On Your Mark
- Sep 27, 2018
One of the projects I’ve enjoyed most this year is editing the new monthly roundup of energy-related news and trends for MHN’s sister publication, Commercial Property Executive. The multifamily sector comes up regularly, as it did this summer when I had the opportunity to interview the Institute of Real Estate Management’s Todd Feist about the organization’s comprehensive new study of benchmarking.
Drawing on responses from IREM members, the IREM Energy Efficiency Survey identifies the potential benefits of energy benchmarking for multifamily and all other real estate asset categories. It also brings what certainly looks like sobering news: Only about 48 percent of respondents from the residential realm report benchmarking properties. By contrast, fully 73.4 percent of survey participants from the commercial side do so.
The discrepancy for other metrics is no less striking. Only half as many multifamily as commercial respondents conduct whole-property benchmarking (24 vs. 48 percent). And nearly 75 percent of commercial property owners and managers who benchmark their properties use the free Portfolio Manager tool offered by Energy Star; among multifamily benchmarkers, the tally is just 29 percent.
As is often the case with statistics, however, the numbers themselves don’t tell the whole story. “Another way to look at multifamily ‘lagging’ behind commercial is that multifamily is just getting started,” Feist told me. Portfolio Manager for commercial properties has been around much longer than its multifamily counterpart, he noted. And multifamily benchmarking does seem to be making headway. From 2016 to 2017, the number of multifamily respondents who benchmark increased 4 percent.

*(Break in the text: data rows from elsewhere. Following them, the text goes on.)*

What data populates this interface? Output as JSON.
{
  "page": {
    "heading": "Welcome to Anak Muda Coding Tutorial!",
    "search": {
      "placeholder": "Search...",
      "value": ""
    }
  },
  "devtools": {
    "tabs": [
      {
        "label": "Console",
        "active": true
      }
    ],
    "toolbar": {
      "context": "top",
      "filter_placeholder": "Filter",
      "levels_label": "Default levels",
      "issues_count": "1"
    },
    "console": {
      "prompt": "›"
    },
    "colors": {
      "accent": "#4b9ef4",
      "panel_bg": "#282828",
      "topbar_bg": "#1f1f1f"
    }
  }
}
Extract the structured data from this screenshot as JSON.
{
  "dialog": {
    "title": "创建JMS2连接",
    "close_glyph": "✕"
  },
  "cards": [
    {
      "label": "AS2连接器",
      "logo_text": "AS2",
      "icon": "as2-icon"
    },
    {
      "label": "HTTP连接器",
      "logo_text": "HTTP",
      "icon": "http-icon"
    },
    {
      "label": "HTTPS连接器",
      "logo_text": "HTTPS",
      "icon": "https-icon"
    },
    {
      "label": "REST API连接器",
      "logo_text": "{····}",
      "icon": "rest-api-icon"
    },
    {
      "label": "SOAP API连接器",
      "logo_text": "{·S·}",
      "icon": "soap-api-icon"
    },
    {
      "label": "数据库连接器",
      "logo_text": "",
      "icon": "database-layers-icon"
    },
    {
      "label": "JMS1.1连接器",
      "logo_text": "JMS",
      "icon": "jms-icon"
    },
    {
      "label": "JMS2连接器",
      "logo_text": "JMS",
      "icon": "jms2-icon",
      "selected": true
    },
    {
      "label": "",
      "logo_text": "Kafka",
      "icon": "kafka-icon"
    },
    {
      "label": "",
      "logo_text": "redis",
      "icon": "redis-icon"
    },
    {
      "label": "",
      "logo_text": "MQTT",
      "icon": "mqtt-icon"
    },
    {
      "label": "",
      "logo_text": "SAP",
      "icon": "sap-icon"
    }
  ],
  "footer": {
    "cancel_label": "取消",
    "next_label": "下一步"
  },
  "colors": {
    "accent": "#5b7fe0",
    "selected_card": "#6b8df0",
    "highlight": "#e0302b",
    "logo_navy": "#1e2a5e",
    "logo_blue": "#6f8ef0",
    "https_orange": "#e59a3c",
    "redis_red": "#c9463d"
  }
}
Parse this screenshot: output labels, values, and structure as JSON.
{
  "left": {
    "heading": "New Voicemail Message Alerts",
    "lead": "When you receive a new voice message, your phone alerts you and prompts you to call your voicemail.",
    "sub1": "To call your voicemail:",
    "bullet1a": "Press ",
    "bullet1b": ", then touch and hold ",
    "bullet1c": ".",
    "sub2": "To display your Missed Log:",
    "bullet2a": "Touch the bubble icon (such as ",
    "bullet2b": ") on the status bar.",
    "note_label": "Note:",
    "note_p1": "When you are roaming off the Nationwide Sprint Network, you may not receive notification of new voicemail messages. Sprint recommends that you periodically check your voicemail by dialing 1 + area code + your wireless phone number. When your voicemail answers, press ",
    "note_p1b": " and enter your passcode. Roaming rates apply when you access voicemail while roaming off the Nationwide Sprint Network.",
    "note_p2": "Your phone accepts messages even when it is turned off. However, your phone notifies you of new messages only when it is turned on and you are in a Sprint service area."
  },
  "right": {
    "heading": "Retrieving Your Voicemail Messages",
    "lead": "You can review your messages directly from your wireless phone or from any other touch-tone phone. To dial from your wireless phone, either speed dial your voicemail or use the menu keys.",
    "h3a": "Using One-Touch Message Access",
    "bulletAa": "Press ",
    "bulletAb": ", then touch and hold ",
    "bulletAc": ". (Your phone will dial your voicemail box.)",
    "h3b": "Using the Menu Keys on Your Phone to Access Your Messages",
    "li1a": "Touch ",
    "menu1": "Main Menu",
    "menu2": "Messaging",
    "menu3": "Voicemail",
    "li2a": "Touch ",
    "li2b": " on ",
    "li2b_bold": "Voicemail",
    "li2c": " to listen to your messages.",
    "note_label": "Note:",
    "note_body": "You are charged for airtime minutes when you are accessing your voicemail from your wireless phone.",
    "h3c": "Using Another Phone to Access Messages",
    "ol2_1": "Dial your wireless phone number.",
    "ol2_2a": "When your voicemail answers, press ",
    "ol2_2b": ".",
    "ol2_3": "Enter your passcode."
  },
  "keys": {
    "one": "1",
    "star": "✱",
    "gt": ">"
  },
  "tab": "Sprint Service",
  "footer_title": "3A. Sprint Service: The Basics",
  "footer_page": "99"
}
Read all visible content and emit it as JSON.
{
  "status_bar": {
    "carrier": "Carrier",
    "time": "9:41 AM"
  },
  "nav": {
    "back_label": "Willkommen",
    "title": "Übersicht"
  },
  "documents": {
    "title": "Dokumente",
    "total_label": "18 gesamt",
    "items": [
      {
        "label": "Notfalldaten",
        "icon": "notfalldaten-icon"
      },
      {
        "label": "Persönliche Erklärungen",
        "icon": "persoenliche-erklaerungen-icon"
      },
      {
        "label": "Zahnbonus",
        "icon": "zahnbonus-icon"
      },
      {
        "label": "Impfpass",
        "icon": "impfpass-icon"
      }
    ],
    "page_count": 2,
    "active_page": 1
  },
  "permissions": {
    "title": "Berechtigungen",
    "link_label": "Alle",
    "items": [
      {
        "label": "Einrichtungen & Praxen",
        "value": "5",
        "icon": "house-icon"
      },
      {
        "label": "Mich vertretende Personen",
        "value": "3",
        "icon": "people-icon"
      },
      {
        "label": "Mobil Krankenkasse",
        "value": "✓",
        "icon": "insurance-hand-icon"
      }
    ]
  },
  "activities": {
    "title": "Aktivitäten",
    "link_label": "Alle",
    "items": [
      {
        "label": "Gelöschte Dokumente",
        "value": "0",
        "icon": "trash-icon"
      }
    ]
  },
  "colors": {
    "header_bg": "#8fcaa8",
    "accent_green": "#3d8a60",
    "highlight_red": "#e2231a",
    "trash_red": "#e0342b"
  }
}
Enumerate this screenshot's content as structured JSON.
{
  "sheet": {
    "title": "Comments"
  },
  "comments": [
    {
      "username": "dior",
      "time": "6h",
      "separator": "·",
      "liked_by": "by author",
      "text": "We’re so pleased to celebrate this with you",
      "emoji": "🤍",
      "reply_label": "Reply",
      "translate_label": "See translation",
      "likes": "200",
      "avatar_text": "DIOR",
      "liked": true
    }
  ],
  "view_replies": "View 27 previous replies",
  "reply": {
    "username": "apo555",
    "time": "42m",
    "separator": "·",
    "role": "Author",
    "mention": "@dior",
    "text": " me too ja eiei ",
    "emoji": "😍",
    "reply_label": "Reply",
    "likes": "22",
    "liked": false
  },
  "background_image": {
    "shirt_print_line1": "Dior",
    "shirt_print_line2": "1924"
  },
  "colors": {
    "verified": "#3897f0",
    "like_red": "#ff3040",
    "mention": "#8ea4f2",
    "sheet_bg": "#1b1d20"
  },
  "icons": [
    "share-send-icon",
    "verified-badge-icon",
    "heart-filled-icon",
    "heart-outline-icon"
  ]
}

Individual metering turns out to be something of a mixed blessing when it comes to benchmarking. Residents have a strong financial incentive to conserve energy, but they get most of the financial benefits, as well. Without comprehensive information about energy consumption, operators are limited in their ability to evaluate the energy performance of their communities and identify opportunities for improvement.
Better access to utility data on whole-building performance would go a long way toward promoting benchmarking. Forward-thinking owners and property managers are already demonstrating the will to make their communities use energy more effectively. Now they just need the necessary tools.